Through her Let’s Move initiative, first lady Michelle Obama has made exercise and healthy eating a “cool” cause célèbre, with celebs like Beyoncé willing to lend support to her efforts. The AIDS ribbon became ubiquitous at the Academy Awards and other high-profile events in the 1990s, when Magic Johnson, Arthur Ashe and other celebrities made it a major issue in the black community. The disease has since been a topic of storylines on popular black programs like Girlfriends, and the focus of star-studded awareness campaigns.
Part of the challenge may be due to one uncomfortable reality: Everyone has to eat food, so ultimately we sympathize with people’s efforts to eat healthily. Most adults have sex, and since AIDS infections can involve a lack of awareness or a violation of trust in a relationship, or transmission from parent to child, we can sympathize with those suffering. But today, many find it hard to sympathize with smokers.
Even if that’s the case, however, providing the support necessary to help them quit should be a priority for black Americans and all Americans. If compassion doesn’t motivate us, then maybe our pocketbooks should. Smokers cost employers $6,000 a year more than nonsmokers. Although nonsmokers tend to live longer than smokers—meaning that in the long term, those of us who do not smoke will use resources that smokers who die earlier will not—the costs for smoking-related illnesses are higher, ultimately costing Americans $96 billion a year. Now that we’re sharing more of each other’s health care costs, thanks to Obamacare, we all have a vested interest in each other’s health choices.
So perhaps it’s time for all of us to rally around a celebrity ambassador who can get us talking about smoking the way Magic got us to talk openly, honestly and strategically about AIDS. My nomination is the man who is currently the nation’s highest-profile recovering smoker: President Barack Obama. As the world’s most visible black man, who struggled with smoking—even after winning the presidency—and as someone many young people in the black community look up to, he could be an incredibly influential advocate.

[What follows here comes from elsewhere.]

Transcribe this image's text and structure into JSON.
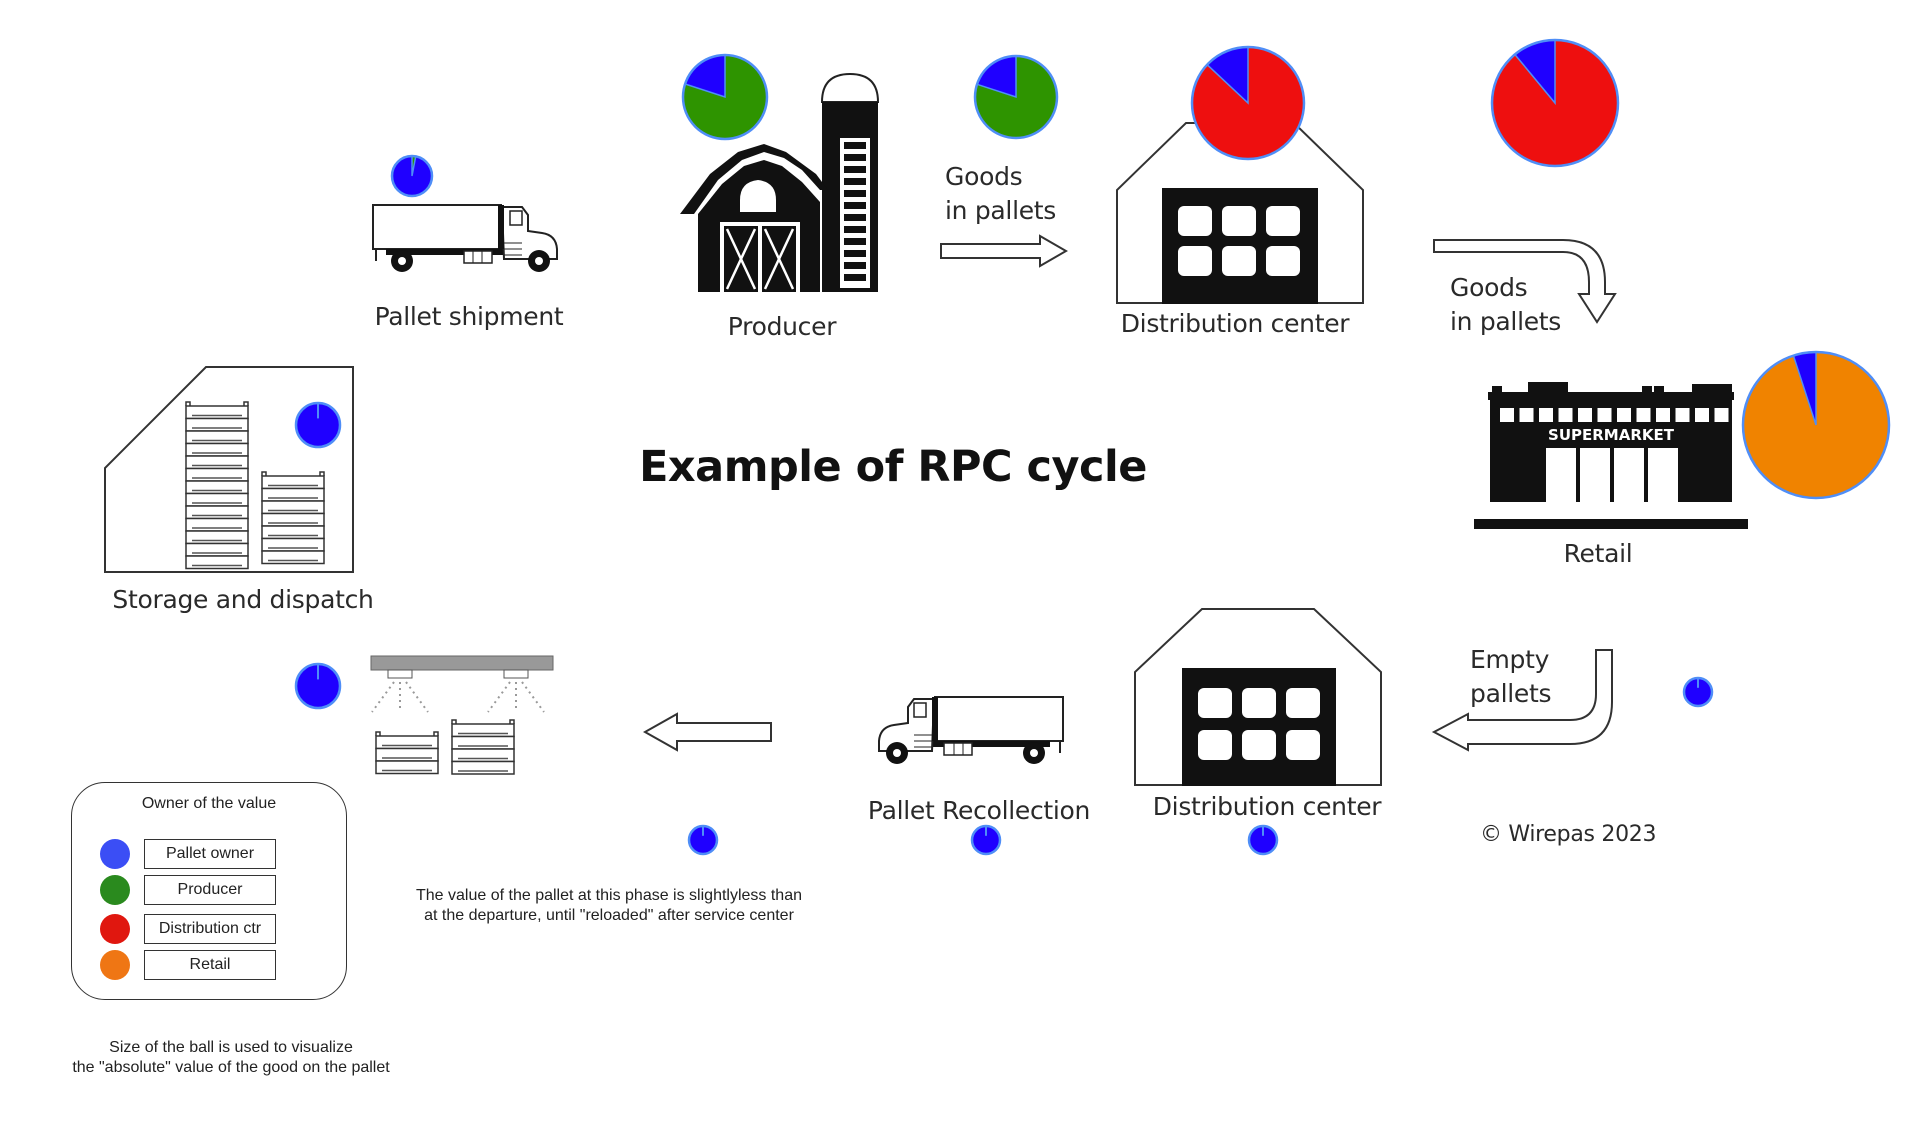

He has the power to convince our community that smoking is not “cool.” Hopefully he will use that power accordingly in the White House and after he leaves it.
Keli Goff is The Root’s special correspondent. Follow her on Twitter.